What the task asks:
Looking through the data, please report how many lines contain the string "true", giving nothing but the number.

Data about app and page elements
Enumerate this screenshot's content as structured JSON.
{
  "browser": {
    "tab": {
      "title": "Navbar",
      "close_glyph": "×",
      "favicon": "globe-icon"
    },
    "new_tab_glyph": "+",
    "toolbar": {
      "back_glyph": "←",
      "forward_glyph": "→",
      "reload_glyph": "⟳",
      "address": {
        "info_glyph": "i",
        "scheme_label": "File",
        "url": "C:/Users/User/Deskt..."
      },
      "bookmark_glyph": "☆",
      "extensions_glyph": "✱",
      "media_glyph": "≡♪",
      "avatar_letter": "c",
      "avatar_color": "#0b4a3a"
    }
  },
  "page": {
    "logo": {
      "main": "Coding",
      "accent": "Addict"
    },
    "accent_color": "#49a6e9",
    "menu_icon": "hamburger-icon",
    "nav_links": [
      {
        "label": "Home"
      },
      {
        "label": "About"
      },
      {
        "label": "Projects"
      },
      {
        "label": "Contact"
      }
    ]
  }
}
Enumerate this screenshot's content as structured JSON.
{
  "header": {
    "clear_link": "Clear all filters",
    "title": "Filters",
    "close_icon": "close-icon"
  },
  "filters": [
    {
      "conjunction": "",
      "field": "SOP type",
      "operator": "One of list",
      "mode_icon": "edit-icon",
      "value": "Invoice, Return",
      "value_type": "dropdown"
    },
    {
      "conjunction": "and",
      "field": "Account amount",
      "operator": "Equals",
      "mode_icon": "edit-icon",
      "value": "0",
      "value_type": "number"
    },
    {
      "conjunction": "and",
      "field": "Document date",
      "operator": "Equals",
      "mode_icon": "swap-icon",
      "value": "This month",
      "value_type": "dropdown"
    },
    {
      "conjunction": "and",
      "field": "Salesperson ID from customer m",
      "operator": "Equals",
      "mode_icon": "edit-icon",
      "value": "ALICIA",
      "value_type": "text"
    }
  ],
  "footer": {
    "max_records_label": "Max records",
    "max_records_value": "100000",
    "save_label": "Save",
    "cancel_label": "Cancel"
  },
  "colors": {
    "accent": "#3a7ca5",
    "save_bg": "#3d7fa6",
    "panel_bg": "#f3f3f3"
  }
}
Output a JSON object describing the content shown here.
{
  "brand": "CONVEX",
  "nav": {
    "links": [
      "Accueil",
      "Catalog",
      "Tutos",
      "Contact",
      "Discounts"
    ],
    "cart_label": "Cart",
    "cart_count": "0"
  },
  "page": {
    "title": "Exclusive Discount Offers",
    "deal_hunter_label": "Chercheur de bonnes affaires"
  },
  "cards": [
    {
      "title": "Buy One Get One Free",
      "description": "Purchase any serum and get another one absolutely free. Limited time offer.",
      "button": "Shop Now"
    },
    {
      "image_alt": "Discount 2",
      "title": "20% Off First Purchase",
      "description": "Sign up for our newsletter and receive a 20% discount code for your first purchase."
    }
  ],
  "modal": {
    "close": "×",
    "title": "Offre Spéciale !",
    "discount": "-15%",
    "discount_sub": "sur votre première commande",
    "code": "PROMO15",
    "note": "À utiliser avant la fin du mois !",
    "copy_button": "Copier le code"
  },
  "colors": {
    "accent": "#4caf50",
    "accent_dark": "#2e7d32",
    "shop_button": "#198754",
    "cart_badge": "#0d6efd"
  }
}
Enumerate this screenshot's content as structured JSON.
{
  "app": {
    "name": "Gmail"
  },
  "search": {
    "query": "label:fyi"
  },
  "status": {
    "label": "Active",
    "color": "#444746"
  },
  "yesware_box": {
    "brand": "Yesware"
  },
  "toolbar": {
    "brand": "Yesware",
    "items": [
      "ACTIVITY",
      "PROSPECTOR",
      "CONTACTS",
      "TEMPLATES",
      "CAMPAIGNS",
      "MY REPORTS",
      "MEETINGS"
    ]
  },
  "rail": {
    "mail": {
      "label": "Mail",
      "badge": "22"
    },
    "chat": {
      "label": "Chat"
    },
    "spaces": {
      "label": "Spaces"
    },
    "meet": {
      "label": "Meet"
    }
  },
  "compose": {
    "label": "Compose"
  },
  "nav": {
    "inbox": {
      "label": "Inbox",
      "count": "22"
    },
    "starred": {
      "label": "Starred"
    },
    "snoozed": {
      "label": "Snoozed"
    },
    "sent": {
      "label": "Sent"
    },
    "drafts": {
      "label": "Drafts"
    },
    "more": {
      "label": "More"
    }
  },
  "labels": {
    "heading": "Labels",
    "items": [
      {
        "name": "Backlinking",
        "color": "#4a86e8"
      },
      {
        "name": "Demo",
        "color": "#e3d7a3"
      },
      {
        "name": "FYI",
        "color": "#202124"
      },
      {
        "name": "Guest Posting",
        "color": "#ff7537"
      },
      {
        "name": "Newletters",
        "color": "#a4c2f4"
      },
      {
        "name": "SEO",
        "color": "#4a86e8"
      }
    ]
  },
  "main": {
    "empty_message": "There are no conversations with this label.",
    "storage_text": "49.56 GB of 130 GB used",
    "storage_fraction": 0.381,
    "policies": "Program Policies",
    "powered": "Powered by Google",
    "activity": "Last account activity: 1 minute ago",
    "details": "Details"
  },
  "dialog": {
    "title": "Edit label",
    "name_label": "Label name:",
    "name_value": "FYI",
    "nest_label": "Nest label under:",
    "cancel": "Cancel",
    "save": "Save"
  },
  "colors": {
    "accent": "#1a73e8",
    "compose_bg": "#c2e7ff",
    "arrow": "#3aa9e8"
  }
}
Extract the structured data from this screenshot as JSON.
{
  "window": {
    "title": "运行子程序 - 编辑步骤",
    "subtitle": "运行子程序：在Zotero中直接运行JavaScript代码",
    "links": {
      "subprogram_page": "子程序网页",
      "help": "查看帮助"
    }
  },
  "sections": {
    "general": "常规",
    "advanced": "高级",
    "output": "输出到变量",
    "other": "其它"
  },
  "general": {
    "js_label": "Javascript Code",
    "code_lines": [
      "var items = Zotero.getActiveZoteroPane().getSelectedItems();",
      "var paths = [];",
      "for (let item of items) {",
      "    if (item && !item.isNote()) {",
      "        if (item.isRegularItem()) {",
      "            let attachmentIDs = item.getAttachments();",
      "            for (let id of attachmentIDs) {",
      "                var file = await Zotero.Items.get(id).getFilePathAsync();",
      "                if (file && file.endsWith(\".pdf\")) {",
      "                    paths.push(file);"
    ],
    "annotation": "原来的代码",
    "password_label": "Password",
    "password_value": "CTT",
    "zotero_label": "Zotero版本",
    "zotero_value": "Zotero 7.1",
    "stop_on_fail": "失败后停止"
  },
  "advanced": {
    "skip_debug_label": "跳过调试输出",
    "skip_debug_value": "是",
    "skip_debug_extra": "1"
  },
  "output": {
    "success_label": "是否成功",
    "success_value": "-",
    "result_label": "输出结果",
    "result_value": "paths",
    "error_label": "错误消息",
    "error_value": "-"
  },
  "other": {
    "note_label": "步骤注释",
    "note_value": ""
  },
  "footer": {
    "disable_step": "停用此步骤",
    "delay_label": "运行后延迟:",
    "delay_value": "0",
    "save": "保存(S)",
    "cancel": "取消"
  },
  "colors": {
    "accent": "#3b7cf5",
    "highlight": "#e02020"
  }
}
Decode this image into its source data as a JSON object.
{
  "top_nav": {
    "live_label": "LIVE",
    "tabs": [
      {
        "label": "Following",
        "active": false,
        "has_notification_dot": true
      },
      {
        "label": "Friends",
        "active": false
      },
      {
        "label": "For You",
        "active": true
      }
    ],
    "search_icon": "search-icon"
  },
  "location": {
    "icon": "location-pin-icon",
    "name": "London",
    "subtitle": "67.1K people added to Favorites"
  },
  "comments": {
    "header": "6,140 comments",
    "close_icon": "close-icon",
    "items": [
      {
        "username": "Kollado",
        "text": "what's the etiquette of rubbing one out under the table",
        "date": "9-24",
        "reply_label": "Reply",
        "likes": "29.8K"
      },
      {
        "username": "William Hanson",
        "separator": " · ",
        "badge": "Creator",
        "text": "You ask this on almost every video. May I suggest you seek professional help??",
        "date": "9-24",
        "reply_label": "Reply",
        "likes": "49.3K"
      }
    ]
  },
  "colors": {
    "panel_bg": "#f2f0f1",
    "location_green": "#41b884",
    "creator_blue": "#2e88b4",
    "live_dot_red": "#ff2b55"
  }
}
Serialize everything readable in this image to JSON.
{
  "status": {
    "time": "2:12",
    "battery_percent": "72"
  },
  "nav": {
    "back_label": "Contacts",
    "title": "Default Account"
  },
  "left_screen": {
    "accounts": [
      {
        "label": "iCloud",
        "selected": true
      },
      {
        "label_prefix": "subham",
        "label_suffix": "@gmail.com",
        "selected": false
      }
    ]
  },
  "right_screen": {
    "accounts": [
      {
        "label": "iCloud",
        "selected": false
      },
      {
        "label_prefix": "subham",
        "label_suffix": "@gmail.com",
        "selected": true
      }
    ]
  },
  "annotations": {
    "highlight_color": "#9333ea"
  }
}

Solution for this exercise:
4